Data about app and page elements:
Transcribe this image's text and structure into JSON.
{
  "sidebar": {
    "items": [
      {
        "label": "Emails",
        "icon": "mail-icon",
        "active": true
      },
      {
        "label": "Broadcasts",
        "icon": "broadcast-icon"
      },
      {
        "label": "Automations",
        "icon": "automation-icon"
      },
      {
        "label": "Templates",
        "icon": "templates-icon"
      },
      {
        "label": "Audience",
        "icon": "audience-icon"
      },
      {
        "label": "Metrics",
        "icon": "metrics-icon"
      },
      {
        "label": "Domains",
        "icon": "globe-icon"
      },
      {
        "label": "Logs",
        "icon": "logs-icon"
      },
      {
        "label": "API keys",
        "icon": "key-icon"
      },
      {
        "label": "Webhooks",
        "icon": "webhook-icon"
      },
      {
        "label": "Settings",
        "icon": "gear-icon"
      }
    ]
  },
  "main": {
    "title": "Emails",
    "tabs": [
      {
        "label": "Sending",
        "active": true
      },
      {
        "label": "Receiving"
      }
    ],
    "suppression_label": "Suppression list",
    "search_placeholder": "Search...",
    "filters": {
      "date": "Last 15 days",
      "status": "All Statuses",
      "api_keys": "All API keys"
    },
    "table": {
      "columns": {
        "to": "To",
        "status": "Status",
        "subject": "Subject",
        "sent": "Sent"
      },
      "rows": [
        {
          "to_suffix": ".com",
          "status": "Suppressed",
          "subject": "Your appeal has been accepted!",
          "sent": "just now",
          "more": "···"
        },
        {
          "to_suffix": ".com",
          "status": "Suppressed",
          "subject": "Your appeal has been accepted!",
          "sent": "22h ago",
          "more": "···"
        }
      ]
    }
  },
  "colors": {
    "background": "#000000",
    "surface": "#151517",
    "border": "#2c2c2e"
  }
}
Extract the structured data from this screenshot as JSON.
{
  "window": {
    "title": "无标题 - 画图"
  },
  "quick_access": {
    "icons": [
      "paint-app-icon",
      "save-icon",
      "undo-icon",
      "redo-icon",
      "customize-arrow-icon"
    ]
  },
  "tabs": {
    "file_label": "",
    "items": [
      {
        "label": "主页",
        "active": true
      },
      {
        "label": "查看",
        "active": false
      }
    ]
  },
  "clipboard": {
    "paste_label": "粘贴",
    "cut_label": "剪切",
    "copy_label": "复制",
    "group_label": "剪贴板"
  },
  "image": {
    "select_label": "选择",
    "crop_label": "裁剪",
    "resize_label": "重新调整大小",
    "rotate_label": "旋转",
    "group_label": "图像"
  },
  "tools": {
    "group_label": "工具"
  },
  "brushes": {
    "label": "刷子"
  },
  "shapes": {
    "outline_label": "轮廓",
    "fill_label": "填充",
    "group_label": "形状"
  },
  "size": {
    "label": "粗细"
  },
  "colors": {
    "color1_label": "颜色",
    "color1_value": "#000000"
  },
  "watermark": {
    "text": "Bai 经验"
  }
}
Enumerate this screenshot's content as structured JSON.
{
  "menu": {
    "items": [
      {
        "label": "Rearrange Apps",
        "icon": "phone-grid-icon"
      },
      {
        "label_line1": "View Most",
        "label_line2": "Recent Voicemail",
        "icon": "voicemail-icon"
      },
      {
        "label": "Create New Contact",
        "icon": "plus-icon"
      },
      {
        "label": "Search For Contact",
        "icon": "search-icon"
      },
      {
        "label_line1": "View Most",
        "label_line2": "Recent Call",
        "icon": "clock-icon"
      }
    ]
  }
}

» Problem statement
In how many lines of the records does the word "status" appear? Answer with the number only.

» Exercise output
4